Copy each line of the records that includes "this".

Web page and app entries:

*** Block opens ***

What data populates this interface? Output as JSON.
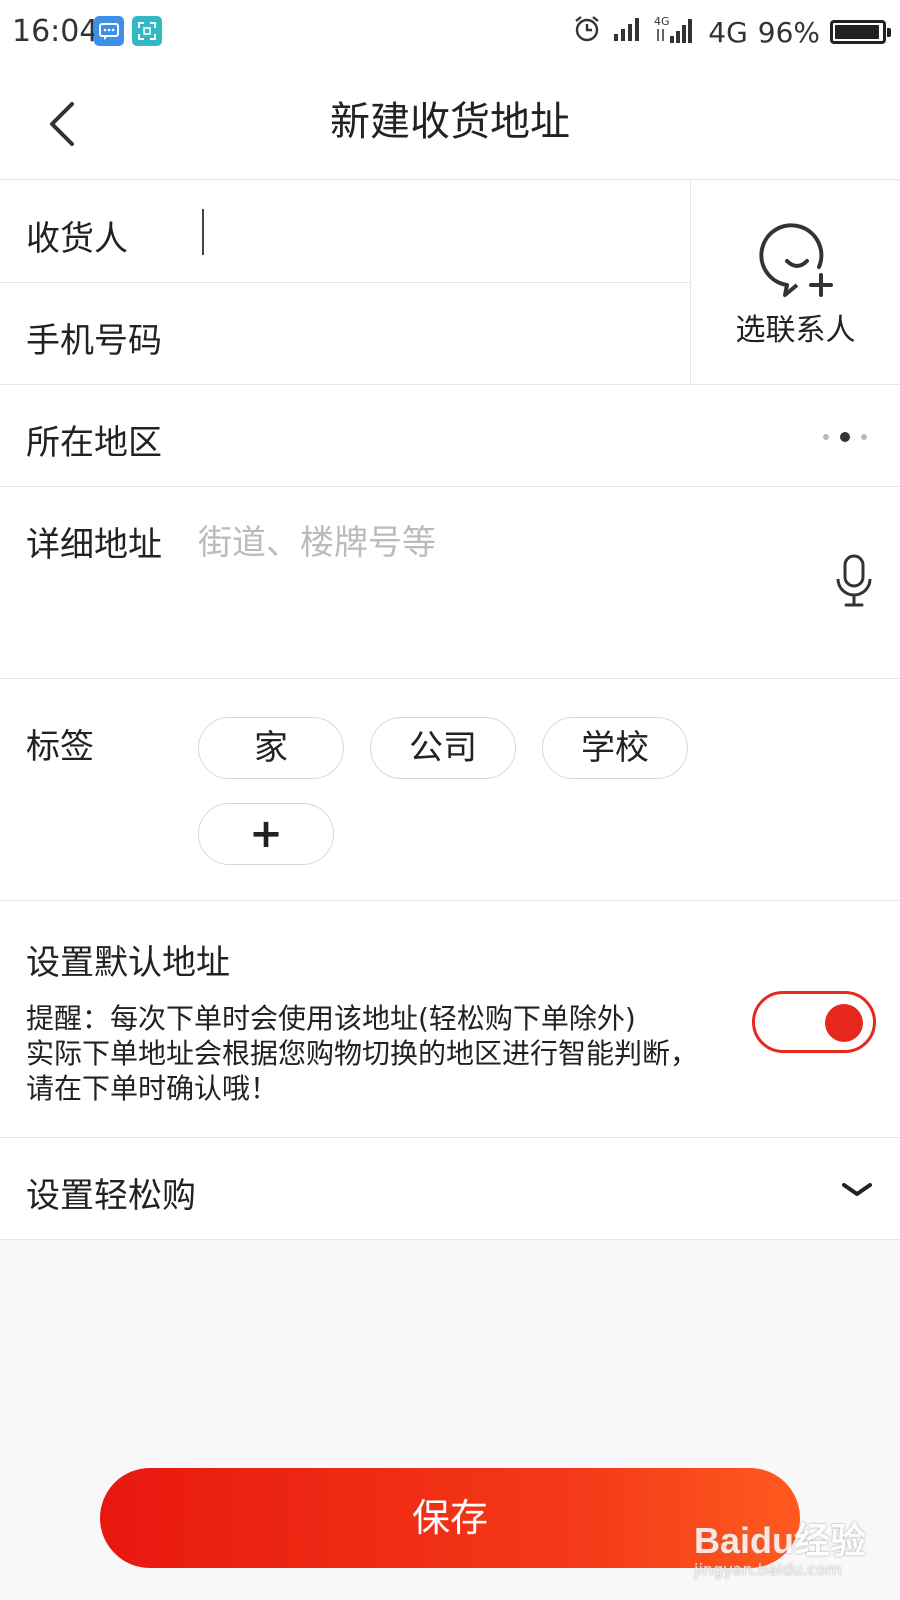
{
  "status_bar": {
    "time": "16:04",
    "network": "4G",
    "battery_percent": "96%",
    "battery_level": 0.96
  },
  "header": {
    "title": "新建收货地址"
  },
  "form": {
    "recipient_label": "收货人",
    "phone_label": "手机号码",
    "select_contact_label": "选联系人",
    "region_label": "所在地区",
    "detail_label": "详细地址",
    "detail_placeholder": "街道、楼牌号等",
    "tags_label": "标签",
    "tags": [
      "家",
      "公司",
      "学校"
    ],
    "add_tag": "+",
    "default_title": "设置默认地址",
    "default_hint_lines": [
      "提醒：每次下单时会使用该地址(轻松购下单除外)",
      "实际下单地址会根据您购物切换的地区进行智能判断，",
      "请在下单时确认哦！"
    ],
    "default_enabled": true,
    "easy_buy_label": "设置轻松购"
  },
  "footer": {
    "save_label": "保存"
  },
  "watermark": {
    "main": "Baidu经验",
    "sub": "jingyan.baidu.com"
  },
  "colors": {
    "accent": "#e8281f",
    "background": "#f8f8fb"
  }
}
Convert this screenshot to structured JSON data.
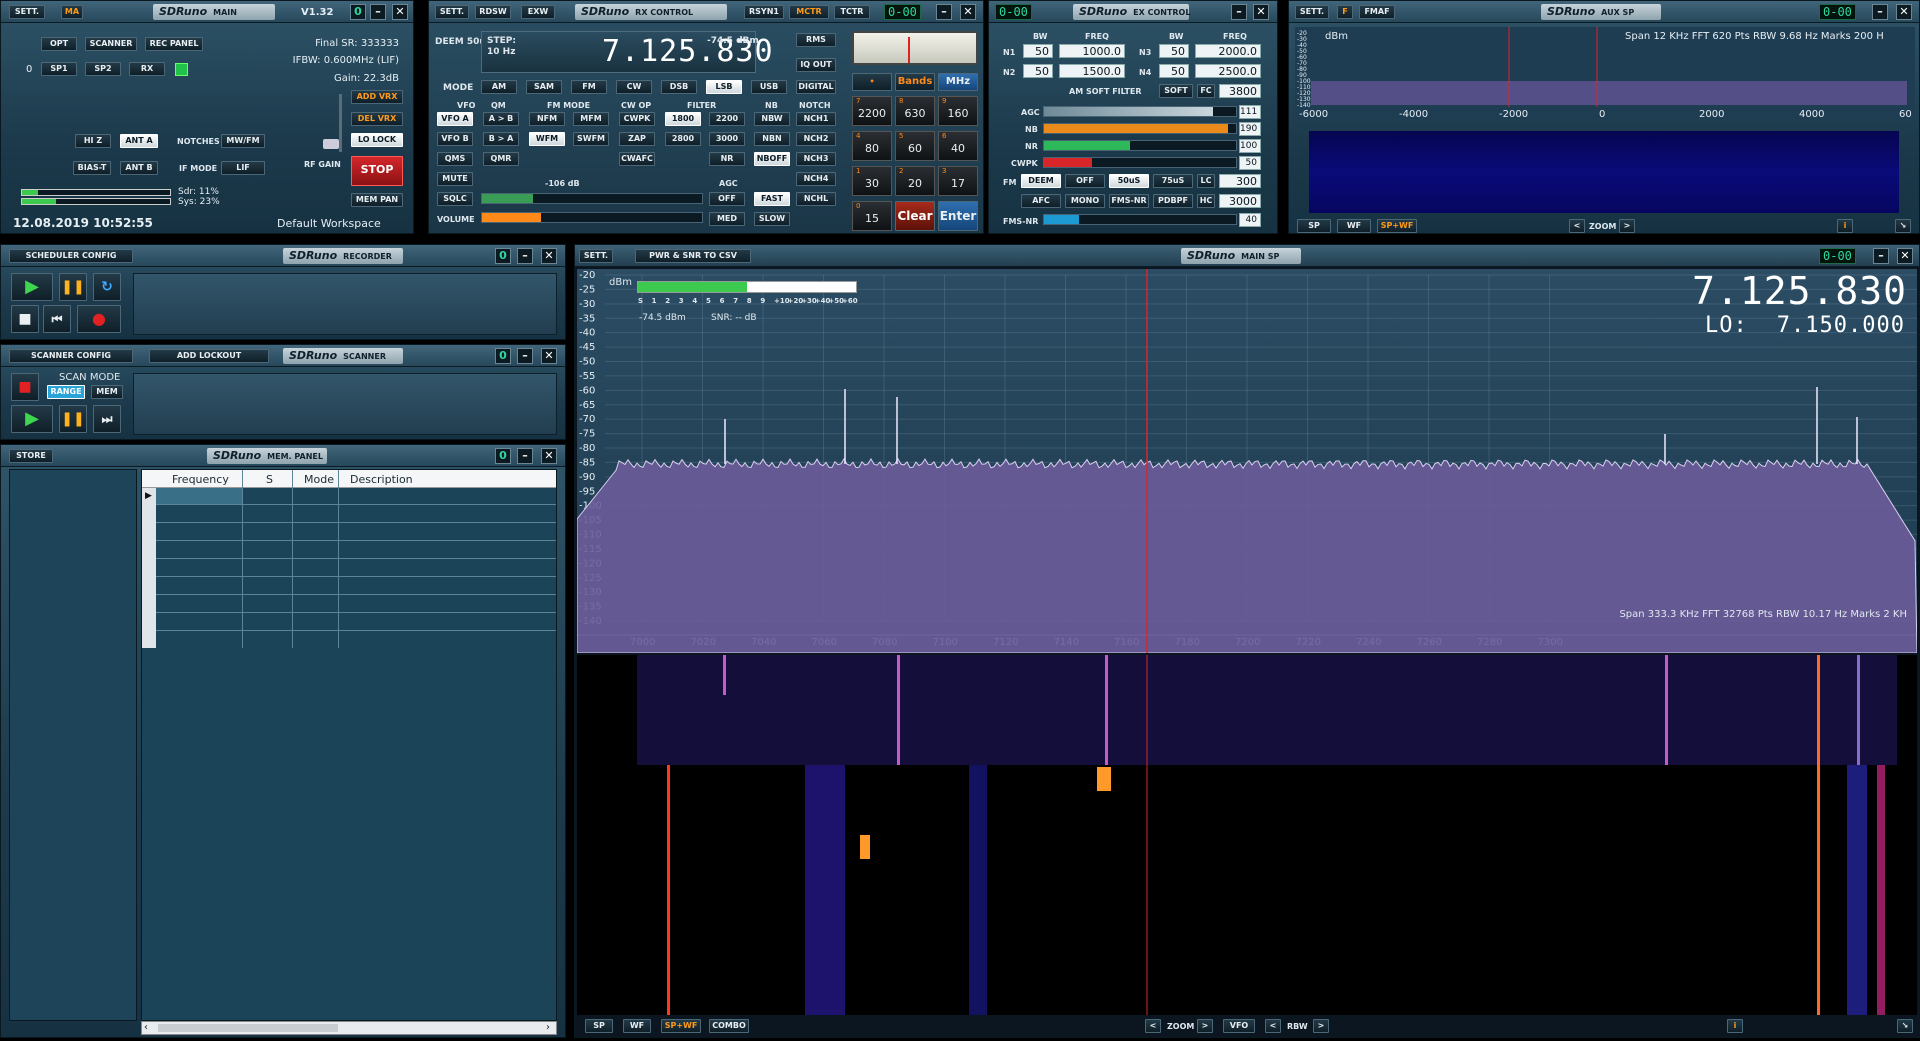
{
  "main": {
    "sett": "SETT.",
    "ma": "MA",
    "logo": "SDRuno",
    "title": "MAIN",
    "version": "V1.32",
    "opt": "OPT",
    "scanner": "SCANNER",
    "rec_panel": "REC PANEL",
    "num0": "0",
    "sp1": "SP1",
    "sp2": "SP2",
    "rx": "RX",
    "final_sr": "Final SR: 333333",
    "ifbw": "IFBW: 0.600MHz (LIF)",
    "gain": "Gain: 22.3dB",
    "add_vrx": "ADD VRX",
    "del_vrx": "DEL VRX",
    "lo_lock": "LO LOCK",
    "hiz": "HI Z",
    "ant_a": "ANT A",
    "notches": "NOTCHES",
    "mwfm": "MW/FM",
    "bias_t": "BIAS-T",
    "ant_b": "ANT B",
    "if_mode": "IF MODE",
    "lif": "LIF",
    "rf_gain": "RF GAIN",
    "stop": "STOP",
    "mem_pan": "MEM PAN",
    "sdr": "Sdr: 11%",
    "sys": "Sys: 23%",
    "sdr_level": 0.11,
    "sys_level": 0.23,
    "datetime": "12.08.2019 10:52:55",
    "workspace": "Default Workspace"
  },
  "rx": {
    "sett": "SETT.",
    "rdsw": "RDSW",
    "exw": "EXW",
    "logo": "SDRuno",
    "title": "RX CONTROL",
    "rsyn1": "RSYN1",
    "mctr": "MCTR",
    "tctr": "TCTR",
    "lcd": "0-00",
    "deem": "DEEM 50u",
    "step": "STEP:",
    "step_val": "10 Hz",
    "freq": "7.125.830",
    "dbm": "-74.5 dBm",
    "rms": "RMS",
    "iq_out": "IQ OUT",
    "mode": "MODE",
    "modes": [
      "AM",
      "SAM",
      "FM",
      "CW",
      "DSB",
      "LSB",
      "USB",
      "DIGITAL"
    ],
    "vfo": "VFO",
    "qm": "QM",
    "fm_mode": "FM MODE",
    "cw_op": "CW OP",
    "filter": "FILTER",
    "nb": "NB",
    "notch": "NOTCH",
    "vfo_a": "VFO A",
    "a_b": "A > B",
    "nfm": "NFM",
    "mfm": "MFM",
    "cwpk": "CWPK",
    "f1800": "1800",
    "f2200": "2200",
    "nbw": "NBW",
    "nch1": "NCH1",
    "vfo_b": "VFO B",
    "b_a": "B > A",
    "wfm": "WFM",
    "swfm": "SWFM",
    "zap": "ZAP",
    "f2800": "2800",
    "f3000": "3000",
    "nbn": "NBN",
    "nch2": "NCH2",
    "qms": "QMS",
    "qmr": "QMR",
    "cwafc": "CWAFC",
    "nr": "NR",
    "nboff": "NBOFF",
    "nch3": "NCH3",
    "mute": "MUTE",
    "sqlc_db": "-106 dB",
    "agc": "AGC",
    "nch4": "NCH4",
    "sqlc": "SQLC",
    "off": "OFF",
    "fast": "FAST",
    "nchl": "NCHL",
    "volume": "VOLUME",
    "med": "MED",
    "slow": "SLOW",
    "sqlc_level": 0.23,
    "volume_level": 0.27,
    "bands": "Bands",
    "mhz": "MHz",
    "keys": [
      {
        "k": "2200",
        "n": "7"
      },
      {
        "k": "630",
        "n": "8"
      },
      {
        "k": "160",
        "n": "9"
      },
      {
        "k": "80",
        "n": "4"
      },
      {
        "k": "60",
        "n": "5"
      },
      {
        "k": "40",
        "n": "6"
      },
      {
        "k": "30",
        "n": "1"
      },
      {
        "k": "20",
        "n": "2"
      },
      {
        "k": "17",
        "n": "3"
      },
      {
        "k": "15",
        "n": "0"
      }
    ],
    "clear": "Clear",
    "enter": "Enter"
  },
  "ex": {
    "lcd": "0-00",
    "logo": "SDRuno",
    "title": "EX CONTROL",
    "bw": "BW",
    "freq": "FREQ",
    "n1": "N1",
    "n1_bw": "50",
    "n1_freq": "1000.0",
    "n3": "N3",
    "n3_bw": "50",
    "n3_freq": "2000.0",
    "n2": "N2",
    "n2_bw": "50",
    "n2_freq": "1500.0",
    "n4": "N4",
    "n4_bw": "50",
    "n4_freq": "2500.0",
    "am_soft": "AM SOFT FILTER",
    "soft": "SOFT",
    "fc": "FC",
    "fc_val": "3800",
    "agc": "AGC",
    "agc_val": "111",
    "agc_level": 0.88,
    "nb": "NB",
    "nb_val": "190",
    "nb_level": 0.96,
    "nr": "NR",
    "nr_val": "100",
    "nr_level": 0.45,
    "cwpk": "CWPK",
    "cwpk_val": "50",
    "cwpk_level": 0.25,
    "fm": "FM",
    "deem": "DEEM",
    "off": "OFF",
    "us50": "50uS",
    "us75": "75uS",
    "lc": "LC",
    "lc_val": "300",
    "afc": "AFC",
    "mono": "MONO",
    "fmsnr": "FMS-NR",
    "pdbpf": "PDBPF",
    "hc": "HC",
    "hc_val": "3000",
    "fmsnr_label": "FMS-NR",
    "fmsnr_val": "40",
    "fmsnr_level": 0.18
  },
  "aux": {
    "sett": "SETT.",
    "f": "F",
    "fmaf": "FMAF",
    "logo": "SDRuno",
    "title": "AUX SP",
    "lcd": "0-00",
    "dbm": "dBm",
    "info": "Span 12 KHz   FFT 620 Pts   RBW 9.68 Hz   Marks 200 H",
    "y_ticks": [
      "-20",
      "-30",
      "-40",
      "-50",
      "-60",
      "-70",
      "-80",
      "-90",
      "-100",
      "-110",
      "-120",
      "-130",
      "-140"
    ],
    "x_ticks": [
      "-6000",
      "-4000",
      "-2000",
      "0",
      "2000",
      "4000",
      "60"
    ],
    "sp": "SP",
    "wf": "WF",
    "spwf": "SP+WF",
    "zoom": "ZOOM",
    "i": "i"
  },
  "recorder": {
    "scheduler": "SCHEDULER CONFIG",
    "logo": "SDRuno",
    "title": "RECORDER"
  },
  "scanner": {
    "config": "SCANNER CONFIG",
    "add_lockout": "ADD LOCKOUT",
    "logo": "SDRuno",
    "title": "SCANNER",
    "scan_mode": "SCAN MODE",
    "range": "RANGE",
    "mem": "MEM"
  },
  "mem": {
    "store": "STORE",
    "logo": "SDRuno",
    "title": "MEM. PANEL",
    "col_frequency": "Frequency",
    "col_s": "S",
    "col_mode": "Mode",
    "col_description": "Description"
  },
  "mainsp": {
    "sett": "SETT.",
    "pwr_snr": "PWR & SNR TO CSV",
    "logo": "SDRuno",
    "title": "MAIN SP",
    "lcd": "0-00",
    "dbm": "dBm",
    "meter_ticks": [
      "S",
      "1",
      "2",
      "3",
      "4",
      "5",
      "6",
      "7",
      "8",
      "9",
      "+10",
      "+20",
      "+30",
      "+40",
      "+50",
      "+60"
    ],
    "meter_level": 0.5,
    "level": "-74.5 dBm",
    "snr": "SNR: -- dB",
    "freq": "7.125.830",
    "lo_label": "LO:",
    "lo_freq": "7.150.000",
    "y_ticks": [
      "-20",
      "-25",
      "-30",
      "-35",
      "-40",
      "-45",
      "-50",
      "-55",
      "-60",
      "-65",
      "-70",
      "-75",
      "-80",
      "-85",
      "-90",
      "-95",
      "-100",
      "-105",
      "-110",
      "-115",
      "-120",
      "-125",
      "-130",
      "-135",
      "-140"
    ],
    "x_ticks": [
      "7000",
      "7020",
      "7040",
      "7060",
      "7080",
      "7100",
      "7120",
      "7140",
      "7160",
      "7180",
      "7200",
      "7220",
      "7240",
      "7260",
      "7280",
      "7300"
    ],
    "info": "Span 333.3 KHz   FFT 32768 Pts   RBW 10.17 Hz   Marks 2 KH",
    "sp": "SP",
    "wf": "WF",
    "spwf": "SP+WF",
    "combo": "COMBO",
    "zoom": "ZOOM",
    "vfo": "VFO",
    "rbw": "RBW",
    "i": "i"
  },
  "colors": {
    "accent_orange": "#ff9a1a",
    "panel": "#1c3a4c",
    "spectrum_fill": "#6b5c9a",
    "tuning_line": "#d8262a"
  }
}
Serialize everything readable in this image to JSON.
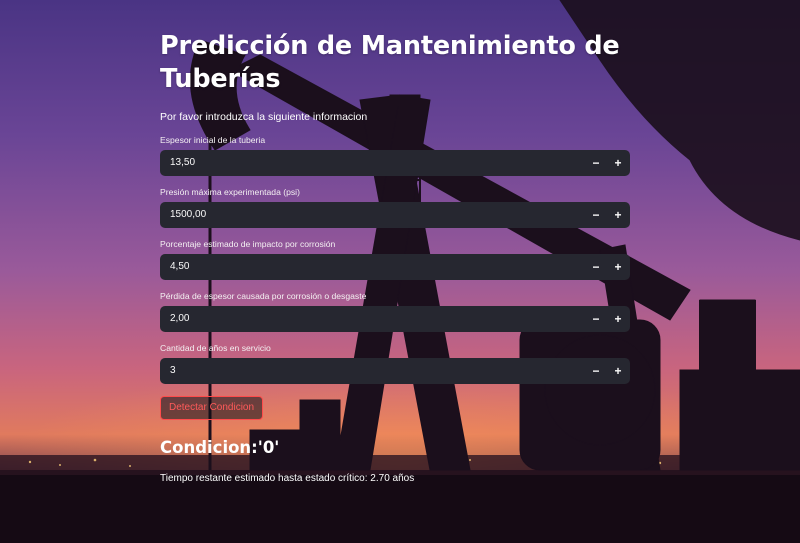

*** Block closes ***

- _REPLY_:
What data populates this interface? Output as JSON.
Convert this screenshot to structured JSON data.
Serialize everything readable in this image to JSON.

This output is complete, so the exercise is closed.